I am is a self-taught ceramic sculptor whose work explores the intersection of art and nature using the themes of femininity, topography, and spatial philosophy. My forms are intuitive, providing emotional expression to the sensation of the organic: the human body, a fruiting mushroom, a river as it flows toward the sea. With a particular focus on vessels, I work to redefine the boundaries of this object and our conception of space—how we shape, occupy, and consider its potential. Concurrently, these works engage the viewer’s tactile senses, often inciting the desire to touch in order to fully experience their forms, as well as their textures and patterning. This emphasis on external elements compliments my twin interest in internal structures, which carry their own meaning. Growing up in the Alps, I was constantly engaged with the natural world through outdoor activities, which taught me to bring the outside in; to consider how I could convey its beneficial impact on my well-being into my interior spaces.
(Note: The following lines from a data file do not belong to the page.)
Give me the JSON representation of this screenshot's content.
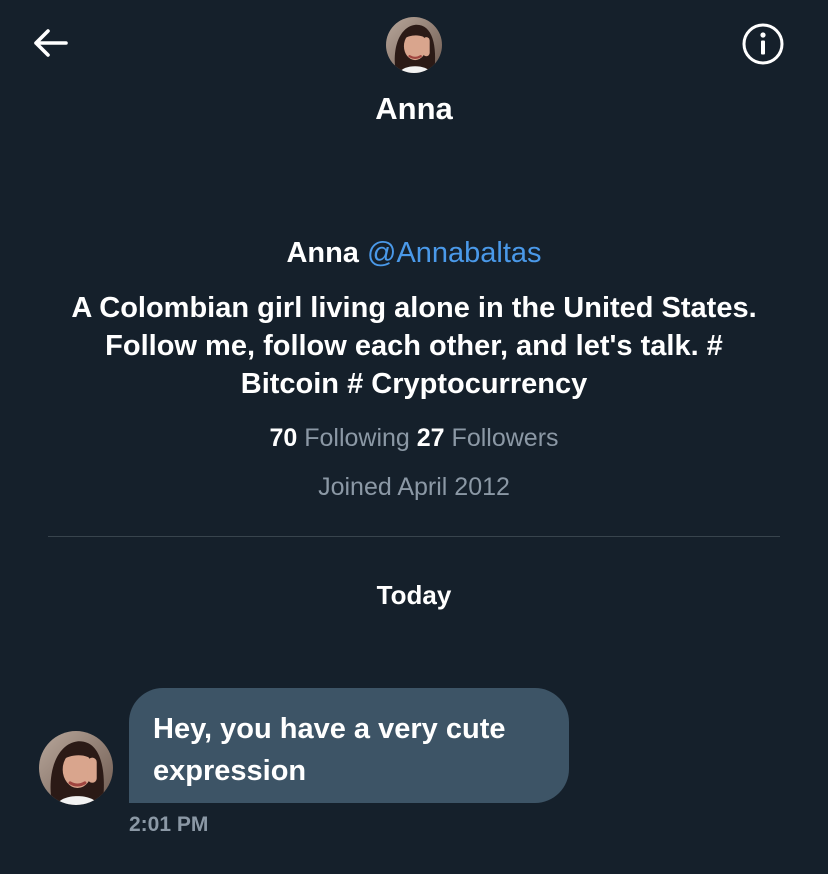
{
  "header": {
    "title": "Anna",
    "back_icon": "arrow-left-icon",
    "info_icon": "info-circle-icon"
  },
  "profile": {
    "name": "Anna",
    "handle": "@Annabaltas",
    "bio": "A Colombian girl living alone in the United States. Follow me, follow each other, and let's talk. # Bitcoin # Cryptocurrency",
    "following_count": "70",
    "following_label": "Following",
    "followers_count": "27",
    "followers_label": "Followers",
    "joined": "Joined April 2012"
  },
  "conversation": {
    "date_separator": "Today",
    "messages": [
      {
        "text": "Hey, you have a very cute expression",
        "time": "2:01 PM"
      }
    ]
  },
  "colors": {
    "background": "#15202b",
    "accent": "#4a99e9",
    "secondary_text": "#8b98a5",
    "bubble": "#3d5466",
    "divider": "#38444d"
  }
}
I draw attention to presence—the energetic occupation of space. I question the ways in which I was taught to inhabit the world, as a woman, as an artist, a daughter, and a mother. Just as readily as these roles attempt to structure our perspective and sense of value, my work criticizes exactly such expectations by providing an alternate language of expression, one in which I create forms with as much consideration as one chooses their words.
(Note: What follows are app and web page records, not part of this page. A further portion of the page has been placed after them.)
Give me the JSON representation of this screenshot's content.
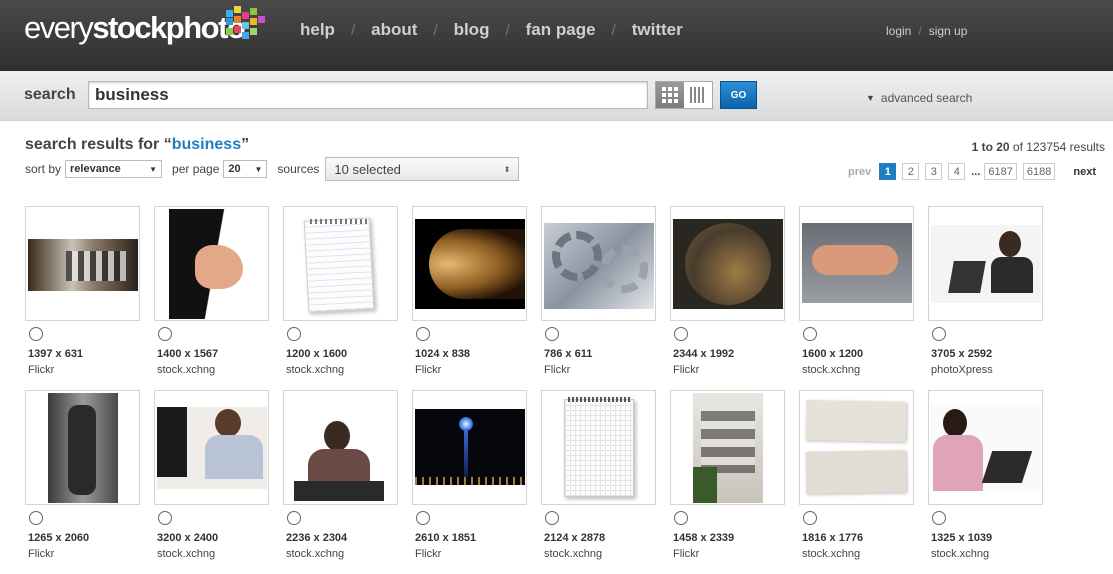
{
  "header": {
    "logo_light": "every",
    "logo_bold": "stockphoto",
    "nav": [
      "help",
      "about",
      "blog",
      "fan page",
      "twitter"
    ],
    "login": "login",
    "signup": "sign up"
  },
  "search": {
    "label": "search",
    "query": "business",
    "go_label": "GO",
    "advanced_label": "advanced search"
  },
  "results": {
    "title_prefix": "search results for ",
    "quote_open": "“",
    "query": "business",
    "quote_close": "”",
    "count_range": "1 to 20",
    "count_of": " of 123754 results",
    "sort_label": "sort by",
    "sort_value": "relevance",
    "perpage_label": "per page",
    "perpage_value": "20",
    "sources_label": "sources",
    "sources_value": "10 selected"
  },
  "pager": {
    "prev": "prev",
    "pages": [
      "1",
      "2",
      "3",
      "4"
    ],
    "dots": "...",
    "last_pages": [
      "6187",
      "6188"
    ],
    "next": "next",
    "current": "1"
  },
  "colors": {
    "accent": "#1f7ec2",
    "header_bg": "#3a3a3a",
    "go_button": "#1a73c0"
  },
  "items": [
    {
      "dims": "1397 x 631",
      "source": "Flickr",
      "license": "person-icon"
    },
    {
      "dims": "1400 x 1567",
      "source": "stock.xchng",
      "license": "clock-icon"
    },
    {
      "dims": "1200 x 1600",
      "source": "stock.xchng",
      "license": "clock-icon"
    },
    {
      "dims": "1024 x 838",
      "source": "Flickr",
      "license": "person-icon"
    },
    {
      "dims": "786 x 611",
      "source": "Flickr",
      "license": "person-icon"
    },
    {
      "dims": "2344 x 1992",
      "source": "Flickr",
      "license": "person-icon"
    },
    {
      "dims": "1600 x 1200",
      "source": "stock.xchng",
      "license": "clock-icon"
    },
    {
      "dims": "3705 x 2592",
      "source": "photoXpress",
      "license": "clock-icon"
    },
    {
      "dims": "1265 x 2060",
      "source": "Flickr",
      "license": "person-icon"
    },
    {
      "dims": "3200 x 2400",
      "source": "stock.xchng",
      "license": "clock-icon"
    },
    {
      "dims": "2236 x 2304",
      "source": "stock.xchng",
      "license": "clock-icon"
    },
    {
      "dims": "2610 x 1851",
      "source": "Flickr",
      "license": "person-icon"
    },
    {
      "dims": "2124 x 2878",
      "source": "stock.xchng",
      "license": "clock-icon"
    },
    {
      "dims": "1458 x 2339",
      "source": "Flickr",
      "license": "person-icon"
    },
    {
      "dims": "1816 x 1776",
      "source": "stock.xchng",
      "license": "clock-icon"
    },
    {
      "dims": "1325 x 1039",
      "source": "stock.xchng",
      "license": "clock-icon"
    }
  ]
}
Nadia Stieglitz is a French-born, self-taught ceramic artist based in Charleston, SC. Although, since 2020, clay has been her primary medium, she has a formal background in photography, painting, graphic design, and feng shui, all of which influence her sculptural practice. She has exhibited work throughout South Carolina and online with Arts to Hearts Project and, most recently, in Florida, where she was a Finalist at the ArtBox Projects Miami competition. In 2022, she was a Visiting Artist at the Gibbes Museum of Art in Charleston, a program that features eight artists annually whose work contributes to a new understanding of art in the American South. Her work has been profiled in both Art Seen and Charleston Magazine. She has a forthcoming group exhibition with Artfields Competition in Lake City, SC, for which she has been selected two years in a row. Stieglitz now teaches ceramic classes at Studio Union in Charleston, where she moved her practice after working out of her kitchen for a year. She places particular emphasis on rekindling her students’ relationship to play, arguing that, even as an adult, it is both a fundamental right and a necessary joy.